“Sometimes, when the corn was planted, it shot up too soon. The roots hadn’t taken hold, so the stalk couldn’t support its own weight. The corn would turn sour.” These are the words of Jonathan Kent—adoptive father of Clark Kent—from Jeph Loeb and Tim Sale’s comic miniseries, Superman For All Seasons. Zack Snyder would’ve done well to heed the farmer’s advice, because his recent and highly-anticipated movie Batman v Superman: Dawn of Justice immediately goes sour.

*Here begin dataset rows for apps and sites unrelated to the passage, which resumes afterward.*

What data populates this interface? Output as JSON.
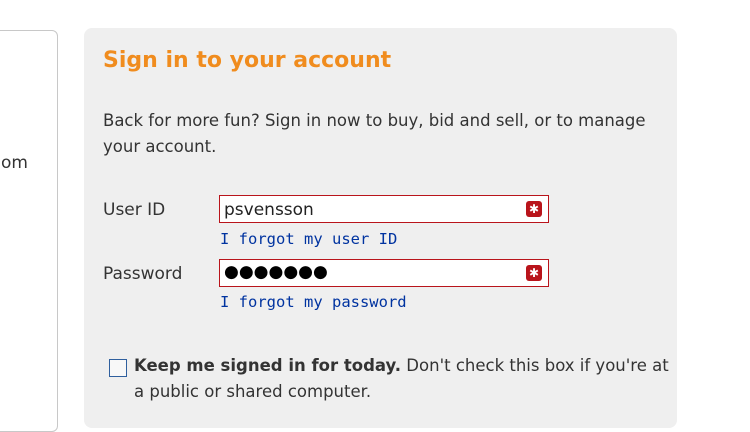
{
  "left_panel": {
    "fragment_text": "om"
  },
  "signin": {
    "title": "Sign in to your account",
    "intro": "Back for more fun? Sign in now to buy, bid and sell, or to manage your account.",
    "user_id": {
      "label": "User ID",
      "value": "psvensson",
      "forgot_link": "I forgot my user ID",
      "error_icon": "error-x-icon"
    },
    "password": {
      "label": "Password",
      "masked_value": "●●●●●●●",
      "forgot_link": "I forgot my password",
      "error_icon": "error-x-icon"
    },
    "keep_signed_in": {
      "checked": false,
      "bold_label": "Keep me signed in for today.",
      "note": " Don't check this box if you're at a public or shared computer."
    }
  },
  "colors": {
    "title": "#f08c1e",
    "error": "#b9141b",
    "link": "#0033a0",
    "card_bg": "#efefef"
  }
}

As the title (should) suggest, the movie revolves around the impending conflict between two prominent heroes. Taking place two years after Snyder’s previous blunder, Man of Steel, controversy surrounds Superman’s (Henry Cavill) presence. While some regard him as a hero and friend to mankind, others fear his alien strength and destructive capabilities. One of those people is an aged Bruce Wayne (Ben Affleck), currently 20 years into his career as the nocturnal vigilante Batman, who believes that Superman poses a threat to humanity. The two, with their individual ideas of justice not exactly agreeable, realize that eventually, their conflicting ideals will literally clash within a world that may not be big enough for the two of them. Meanwhile, CEO Lex Luthor (Jesse Eisenberg) orchestrates a devious plot against both of the heroes while Lois Lane (Amy Adams) and Wonder Woman (Gal Gadot) are just kind of there as needed.
The film’s problems begin almost immediately with the first of many of Bruce Wayne’s dream sequences shoehorning in an origin story that most people should be familiar with. It then shifts rather roughly into what structurally appears to be two different movies awkwardly spliced together: one telling the story of Bruce Wayne seriously mistrusting Superman and the other being what could have been the beginnings of Man of Steel 2 where Clark grapples with the destructive consequences of his heroic actions before sharing a fully clothed bath with his gal pal. No signs of improvement ever really appear from there, as proceeding scenes never really seem interested in expounding on any major character development.
In trying to balance two headlining protagonists, Snyder fails to make either of them interesting. Batman spends most of his time brooding and growling a bit too much (even for Batman), while we learn incredibly little about what drives this markedly more violent version of the Caped Crusader. And in lieu of substantial character development, Superman is subject so much ham-fisted Jesus symbolism that one has to wonder if the movie being released around Easter was an active choice.
Lex Luthor is played more like a Riddler infested with Lovecraftian clichés as Eisenberg’s cracking voice goes from intelligently maniacal to flat-out spastic at the drop of a hat.
And to reiterate, the two female leads (if you can call Gadot a lead) are just there. Lois ends up stumbling into scenes that she has no reason to be a part of and Wonder Woman, despite an appropriately heroic entrance, barely takes up the screen for more than three minutes at a time.
No dramatic moment in the film feels earned with so much trying to be stuffed into an already bloated and plot hole-riddled two-and-a-half hours. Even the titular fight doesn’t see much emotional payoff as it boasts little justification and surprisingly sluggish action sequences. The actual fight of the movie in which Batman, Superman and Wonder Woman team up (which is in every commercial and doesn’t qualify as a spoiler) even retroactively discounts any drama attached to the previously-billed fight between Bats and Supes, making us wonder why we would ever care about the core selling point of the movie. Backed by a remarkably awful soundtrack that doesn’t seem to know how to sync up to the moment, everything about the movie is a chore to try and digest.
And as terrible as it is as a movie in and of itself, it fails even harder as the backbone of a larger universe. In trying to set up the many movies and heroes that will follow it, BvS stuffed in as many cameos as it could. Most of these resulted in jarring scenes that force you to notice the hero they’re trying to promote, scenes that could have been removed completely while maintaining the film’s abysmal quality.
Batman v. Superman has generated copious amounts of hype and controversy leading up to its release, but none of it ever feels worth it. As soon as the dust settles in Gotham, the heroes have engaged in a tussle less exciting than a middle school fight at the flagpole and the only losers are the ones who wasted their time and money to watch it.